[Data about app and page elements]

☆ ☆ ☆ ☆

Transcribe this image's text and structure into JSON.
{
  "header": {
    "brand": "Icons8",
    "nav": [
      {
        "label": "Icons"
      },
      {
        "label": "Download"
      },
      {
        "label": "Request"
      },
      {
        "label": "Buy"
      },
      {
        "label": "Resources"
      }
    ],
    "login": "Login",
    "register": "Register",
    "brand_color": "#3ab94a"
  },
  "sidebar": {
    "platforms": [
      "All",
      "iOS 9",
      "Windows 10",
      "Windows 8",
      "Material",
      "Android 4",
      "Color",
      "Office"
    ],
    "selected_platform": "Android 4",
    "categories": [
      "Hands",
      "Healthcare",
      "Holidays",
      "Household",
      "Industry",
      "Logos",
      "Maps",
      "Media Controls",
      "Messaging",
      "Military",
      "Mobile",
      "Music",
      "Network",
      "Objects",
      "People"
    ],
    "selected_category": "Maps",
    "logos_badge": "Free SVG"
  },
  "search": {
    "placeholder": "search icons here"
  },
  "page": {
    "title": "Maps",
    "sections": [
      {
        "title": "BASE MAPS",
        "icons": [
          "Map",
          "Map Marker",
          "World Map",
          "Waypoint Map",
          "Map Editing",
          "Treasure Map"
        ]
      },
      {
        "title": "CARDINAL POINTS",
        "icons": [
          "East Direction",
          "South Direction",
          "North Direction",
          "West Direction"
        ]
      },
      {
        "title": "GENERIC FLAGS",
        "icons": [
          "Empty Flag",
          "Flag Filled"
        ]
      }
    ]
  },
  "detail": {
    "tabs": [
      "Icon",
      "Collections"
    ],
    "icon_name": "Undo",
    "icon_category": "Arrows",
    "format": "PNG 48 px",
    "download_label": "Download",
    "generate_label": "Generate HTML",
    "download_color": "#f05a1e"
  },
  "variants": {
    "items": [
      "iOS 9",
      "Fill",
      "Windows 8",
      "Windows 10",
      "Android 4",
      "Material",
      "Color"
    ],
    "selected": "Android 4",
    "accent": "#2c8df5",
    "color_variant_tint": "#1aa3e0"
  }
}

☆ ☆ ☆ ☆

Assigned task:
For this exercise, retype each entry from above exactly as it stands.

Your solution:
Transcribe this image's text and structure into JSON.
{
  "header": {
    "brand": "Icons8",
    "nav": [
      {
        "label": "Icons"
      },
      {
        "label": "Download"
      },
      {
        "label": "Request"
      },
      {
        "label": "Buy"
      },
      {
        "label": "Resources"
      }
    ],
    "login": "Login",
    "register": "Register",
    "brand_color": "#3ab94a"
  },
  "sidebar": {
    "platforms": [
      "All",
      "iOS 9",
      "Windows 10",
      "Windows 8",
      "Material",
      "Android 4",
      "Color",
      "Office"
    ],
    "selected_platform": "Android 4",
    "categories": [
      "Hands",
      "Healthcare",
      "Holidays",
      "Household",
      "Industry",
      "Logos",
      "Maps",
      "Media Controls",
      "Messaging",
      "Military",
      "Mobile",
      "Music",
      "Network",
      "Objects",
      "People"
    ],
    "selected_category": "Maps",
    "logos_badge": "Free SVG"
  },
  "search": {
    "placeholder": "search icons here"
  },
  "page": {
    "title": "Maps",
    "sections": [
      {
        "title": "BASE MAPS",
        "icons": [
          "Map",
          "Map Marker",
          "World Map",
          "Waypoint Map",
          "Map Editing",
          "Treasure Map"
        ]
      },
      {
        "title": "CARDINAL POINTS",
        "icons": [
          "East Direction",
          "South Direction",
          "North Direction",
          "West Direction"
        ]
      },
      {
        "title": "GENERIC FLAGS",
        "icons": [
          "Empty Flag",
          "Flag Filled"
        ]
      }
    ]
  },
  "detail": {
    "tabs": [
      "Icon",
      "Collections"
    ],
    "icon_name": "Undo",
    "icon_category": "Arrows",
    "format": "PNG 48 px",
    "download_label": "Download",
    "generate_label": "Generate HTML",
    "download_color": "#f05a1e"
  },
  "variants": {
    "items": [
      "iOS 9",
      "Fill",
      "Windows 8",
      "Windows 10",
      "Android 4",
      "Material",
      "Color"
    ],
    "selected": "Android 4",
    "accent": "#2c8df5",
    "color_variant_tint": "#1aa3e0"
  }
}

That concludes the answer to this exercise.